EXERCISE DETAILS.
Report each line from the entries in which "Only" can be found.

INFORMATION SUPPLIED section start

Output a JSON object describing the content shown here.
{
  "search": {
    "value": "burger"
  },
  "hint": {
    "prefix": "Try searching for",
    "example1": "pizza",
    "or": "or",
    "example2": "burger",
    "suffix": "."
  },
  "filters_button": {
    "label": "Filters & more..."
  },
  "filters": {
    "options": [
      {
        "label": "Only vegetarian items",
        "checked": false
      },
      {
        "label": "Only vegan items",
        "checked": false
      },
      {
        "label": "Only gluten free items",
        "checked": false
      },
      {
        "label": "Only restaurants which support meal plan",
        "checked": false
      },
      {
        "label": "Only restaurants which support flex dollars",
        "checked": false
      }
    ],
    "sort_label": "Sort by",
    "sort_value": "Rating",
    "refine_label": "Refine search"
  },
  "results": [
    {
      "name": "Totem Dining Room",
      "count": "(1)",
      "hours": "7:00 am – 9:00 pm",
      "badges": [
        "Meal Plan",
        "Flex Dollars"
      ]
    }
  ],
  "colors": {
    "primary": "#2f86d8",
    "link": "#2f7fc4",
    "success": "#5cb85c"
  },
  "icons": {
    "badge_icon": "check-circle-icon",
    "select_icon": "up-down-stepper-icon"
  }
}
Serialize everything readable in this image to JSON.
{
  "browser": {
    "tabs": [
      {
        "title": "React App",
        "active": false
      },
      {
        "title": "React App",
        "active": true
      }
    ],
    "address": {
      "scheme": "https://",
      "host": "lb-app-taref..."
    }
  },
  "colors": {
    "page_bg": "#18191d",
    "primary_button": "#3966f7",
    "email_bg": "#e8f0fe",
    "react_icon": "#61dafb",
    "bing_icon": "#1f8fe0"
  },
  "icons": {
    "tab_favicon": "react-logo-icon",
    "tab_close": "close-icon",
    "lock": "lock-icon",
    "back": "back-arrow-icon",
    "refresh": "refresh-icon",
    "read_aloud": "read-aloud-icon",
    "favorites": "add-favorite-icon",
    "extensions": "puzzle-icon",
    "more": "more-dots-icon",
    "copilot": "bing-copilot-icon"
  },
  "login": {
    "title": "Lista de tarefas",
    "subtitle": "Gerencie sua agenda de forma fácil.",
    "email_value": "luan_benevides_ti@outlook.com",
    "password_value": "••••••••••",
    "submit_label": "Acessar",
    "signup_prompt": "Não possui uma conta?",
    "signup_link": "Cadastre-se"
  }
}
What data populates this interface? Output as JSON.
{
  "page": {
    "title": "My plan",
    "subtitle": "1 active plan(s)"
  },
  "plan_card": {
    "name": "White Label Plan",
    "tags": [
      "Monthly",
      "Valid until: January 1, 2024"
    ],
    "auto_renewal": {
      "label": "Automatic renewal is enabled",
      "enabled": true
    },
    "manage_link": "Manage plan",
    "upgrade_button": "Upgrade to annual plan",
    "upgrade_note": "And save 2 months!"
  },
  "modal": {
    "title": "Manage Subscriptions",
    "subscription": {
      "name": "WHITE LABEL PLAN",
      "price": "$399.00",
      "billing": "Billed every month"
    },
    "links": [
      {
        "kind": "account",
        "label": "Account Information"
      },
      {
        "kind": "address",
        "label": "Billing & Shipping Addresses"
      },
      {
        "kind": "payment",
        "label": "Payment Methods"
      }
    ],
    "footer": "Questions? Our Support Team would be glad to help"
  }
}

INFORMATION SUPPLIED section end

ANSWER FOR THIS EXERCISE.
        "label": "Only vegetarian items",
        "label": "Only vegan items",
        "label": "Only gluten free items",
        "label": "Only restaurants which support meal plan",
        "label": "Only restaurants which support flex dollars",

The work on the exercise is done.